INFORMATION SHOWN: Begin

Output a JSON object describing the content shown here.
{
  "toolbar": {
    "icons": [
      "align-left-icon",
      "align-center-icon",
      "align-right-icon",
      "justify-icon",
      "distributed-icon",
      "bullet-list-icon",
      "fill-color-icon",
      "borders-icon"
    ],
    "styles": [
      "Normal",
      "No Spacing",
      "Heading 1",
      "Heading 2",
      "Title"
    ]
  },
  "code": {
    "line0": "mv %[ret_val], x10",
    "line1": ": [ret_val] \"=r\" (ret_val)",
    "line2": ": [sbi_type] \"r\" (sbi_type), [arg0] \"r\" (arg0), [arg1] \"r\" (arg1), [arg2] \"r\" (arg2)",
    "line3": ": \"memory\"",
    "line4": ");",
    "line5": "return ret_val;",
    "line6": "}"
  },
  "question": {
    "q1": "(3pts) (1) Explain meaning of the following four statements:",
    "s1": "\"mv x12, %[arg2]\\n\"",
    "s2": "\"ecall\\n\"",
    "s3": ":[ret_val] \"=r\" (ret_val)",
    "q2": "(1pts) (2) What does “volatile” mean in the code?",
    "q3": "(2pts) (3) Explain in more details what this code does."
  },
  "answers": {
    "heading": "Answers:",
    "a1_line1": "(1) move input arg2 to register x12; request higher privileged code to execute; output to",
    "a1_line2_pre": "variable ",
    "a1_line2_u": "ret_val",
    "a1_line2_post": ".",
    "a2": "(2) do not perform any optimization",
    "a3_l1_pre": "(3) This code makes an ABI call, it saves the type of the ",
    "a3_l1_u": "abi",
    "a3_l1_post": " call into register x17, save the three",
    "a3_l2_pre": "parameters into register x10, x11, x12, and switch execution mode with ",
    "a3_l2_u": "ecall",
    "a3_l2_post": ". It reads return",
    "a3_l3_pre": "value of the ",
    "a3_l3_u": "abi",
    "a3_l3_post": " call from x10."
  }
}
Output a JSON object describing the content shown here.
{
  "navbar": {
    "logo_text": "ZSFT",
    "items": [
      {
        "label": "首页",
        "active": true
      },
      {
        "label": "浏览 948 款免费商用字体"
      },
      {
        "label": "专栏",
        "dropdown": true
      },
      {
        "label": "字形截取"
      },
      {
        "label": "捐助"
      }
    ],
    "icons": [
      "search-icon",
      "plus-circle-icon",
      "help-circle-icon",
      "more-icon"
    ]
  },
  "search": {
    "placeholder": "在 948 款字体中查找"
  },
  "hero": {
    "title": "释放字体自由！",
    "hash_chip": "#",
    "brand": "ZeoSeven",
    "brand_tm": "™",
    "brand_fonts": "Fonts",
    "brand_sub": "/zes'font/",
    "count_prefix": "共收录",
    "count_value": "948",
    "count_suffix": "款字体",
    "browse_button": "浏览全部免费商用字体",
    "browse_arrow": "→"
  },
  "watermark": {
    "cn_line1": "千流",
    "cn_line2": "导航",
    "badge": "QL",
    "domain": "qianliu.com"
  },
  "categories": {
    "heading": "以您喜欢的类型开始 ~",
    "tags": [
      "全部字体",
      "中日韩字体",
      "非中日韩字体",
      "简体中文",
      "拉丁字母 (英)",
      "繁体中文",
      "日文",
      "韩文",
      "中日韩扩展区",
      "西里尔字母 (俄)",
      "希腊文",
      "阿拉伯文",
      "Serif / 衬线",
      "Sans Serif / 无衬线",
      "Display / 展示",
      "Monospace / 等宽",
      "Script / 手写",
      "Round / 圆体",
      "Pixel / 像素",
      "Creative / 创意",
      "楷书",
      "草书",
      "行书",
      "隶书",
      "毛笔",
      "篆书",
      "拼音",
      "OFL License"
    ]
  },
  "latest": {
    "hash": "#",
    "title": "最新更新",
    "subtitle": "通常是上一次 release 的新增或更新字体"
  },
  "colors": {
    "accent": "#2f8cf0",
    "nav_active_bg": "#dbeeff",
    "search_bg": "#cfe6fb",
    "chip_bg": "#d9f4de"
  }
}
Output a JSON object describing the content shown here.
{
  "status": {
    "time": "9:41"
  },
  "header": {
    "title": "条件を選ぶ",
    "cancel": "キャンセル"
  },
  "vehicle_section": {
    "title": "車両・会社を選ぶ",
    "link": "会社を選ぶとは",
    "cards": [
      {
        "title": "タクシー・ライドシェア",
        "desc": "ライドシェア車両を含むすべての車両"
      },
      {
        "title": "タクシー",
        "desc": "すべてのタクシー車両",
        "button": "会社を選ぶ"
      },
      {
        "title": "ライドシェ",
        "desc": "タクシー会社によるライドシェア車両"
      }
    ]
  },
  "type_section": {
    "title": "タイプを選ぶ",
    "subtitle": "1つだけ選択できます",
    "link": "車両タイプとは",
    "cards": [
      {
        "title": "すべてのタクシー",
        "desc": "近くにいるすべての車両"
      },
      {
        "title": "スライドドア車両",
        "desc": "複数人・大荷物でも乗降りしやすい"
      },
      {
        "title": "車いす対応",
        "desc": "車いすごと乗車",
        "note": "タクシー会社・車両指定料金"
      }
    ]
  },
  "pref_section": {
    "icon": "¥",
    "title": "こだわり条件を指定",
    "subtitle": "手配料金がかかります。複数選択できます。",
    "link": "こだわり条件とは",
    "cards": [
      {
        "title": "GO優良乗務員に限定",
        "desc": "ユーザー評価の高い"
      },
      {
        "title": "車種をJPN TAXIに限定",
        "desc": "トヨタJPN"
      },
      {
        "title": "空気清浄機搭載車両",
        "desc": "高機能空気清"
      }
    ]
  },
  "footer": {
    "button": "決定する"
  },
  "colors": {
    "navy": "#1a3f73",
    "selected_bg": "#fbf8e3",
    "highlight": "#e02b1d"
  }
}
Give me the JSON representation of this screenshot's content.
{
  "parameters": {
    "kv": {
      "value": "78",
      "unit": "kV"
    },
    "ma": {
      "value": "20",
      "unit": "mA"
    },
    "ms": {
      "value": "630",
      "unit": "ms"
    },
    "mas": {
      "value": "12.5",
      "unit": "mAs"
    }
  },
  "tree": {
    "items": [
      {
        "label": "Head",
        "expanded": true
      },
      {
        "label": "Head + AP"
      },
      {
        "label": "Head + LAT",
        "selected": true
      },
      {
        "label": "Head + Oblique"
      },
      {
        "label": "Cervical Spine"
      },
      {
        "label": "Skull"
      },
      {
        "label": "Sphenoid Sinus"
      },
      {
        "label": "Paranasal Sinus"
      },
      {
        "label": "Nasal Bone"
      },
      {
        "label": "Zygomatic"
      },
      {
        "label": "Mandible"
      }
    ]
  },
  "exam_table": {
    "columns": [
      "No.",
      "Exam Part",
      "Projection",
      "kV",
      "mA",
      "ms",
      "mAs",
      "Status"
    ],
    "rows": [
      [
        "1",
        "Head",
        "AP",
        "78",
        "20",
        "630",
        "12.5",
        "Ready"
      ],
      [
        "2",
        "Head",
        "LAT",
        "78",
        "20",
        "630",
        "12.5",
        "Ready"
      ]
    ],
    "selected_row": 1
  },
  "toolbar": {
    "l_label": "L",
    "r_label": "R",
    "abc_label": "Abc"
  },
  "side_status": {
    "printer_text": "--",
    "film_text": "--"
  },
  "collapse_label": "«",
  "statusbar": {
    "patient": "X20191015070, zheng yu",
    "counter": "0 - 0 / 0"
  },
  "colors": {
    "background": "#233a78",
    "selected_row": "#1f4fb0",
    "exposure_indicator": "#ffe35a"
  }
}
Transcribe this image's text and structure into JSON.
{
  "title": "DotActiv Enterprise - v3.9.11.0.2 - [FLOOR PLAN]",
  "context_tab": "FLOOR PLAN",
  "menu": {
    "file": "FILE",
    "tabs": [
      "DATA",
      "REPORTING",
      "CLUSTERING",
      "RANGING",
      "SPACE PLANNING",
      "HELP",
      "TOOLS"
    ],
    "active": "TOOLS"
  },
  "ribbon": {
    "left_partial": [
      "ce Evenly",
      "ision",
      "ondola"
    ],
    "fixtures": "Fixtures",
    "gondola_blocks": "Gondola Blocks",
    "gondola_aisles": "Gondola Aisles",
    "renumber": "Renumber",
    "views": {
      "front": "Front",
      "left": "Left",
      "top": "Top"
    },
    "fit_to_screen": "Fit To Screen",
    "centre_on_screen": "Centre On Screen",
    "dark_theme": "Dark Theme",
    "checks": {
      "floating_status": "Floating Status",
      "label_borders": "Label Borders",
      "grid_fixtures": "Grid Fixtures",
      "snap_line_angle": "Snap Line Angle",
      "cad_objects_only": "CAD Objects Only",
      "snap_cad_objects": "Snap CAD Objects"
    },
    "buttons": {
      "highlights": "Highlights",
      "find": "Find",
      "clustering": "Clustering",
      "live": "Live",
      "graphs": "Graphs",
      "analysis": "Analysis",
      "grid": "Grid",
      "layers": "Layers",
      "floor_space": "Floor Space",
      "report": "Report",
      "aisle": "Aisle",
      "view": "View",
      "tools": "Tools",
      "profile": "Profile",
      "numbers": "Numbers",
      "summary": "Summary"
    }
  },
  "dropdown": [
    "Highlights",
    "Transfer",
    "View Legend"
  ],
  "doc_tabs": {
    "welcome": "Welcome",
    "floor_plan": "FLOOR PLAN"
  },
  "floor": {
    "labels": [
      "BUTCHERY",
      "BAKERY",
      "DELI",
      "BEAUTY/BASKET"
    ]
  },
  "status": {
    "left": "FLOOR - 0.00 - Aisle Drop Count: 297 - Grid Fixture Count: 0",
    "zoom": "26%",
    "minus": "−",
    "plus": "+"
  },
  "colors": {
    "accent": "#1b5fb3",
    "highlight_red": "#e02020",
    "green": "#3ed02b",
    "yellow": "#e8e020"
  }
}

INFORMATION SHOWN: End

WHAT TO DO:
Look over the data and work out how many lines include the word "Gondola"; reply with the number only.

ANSWER TO THE PROBLEM:
2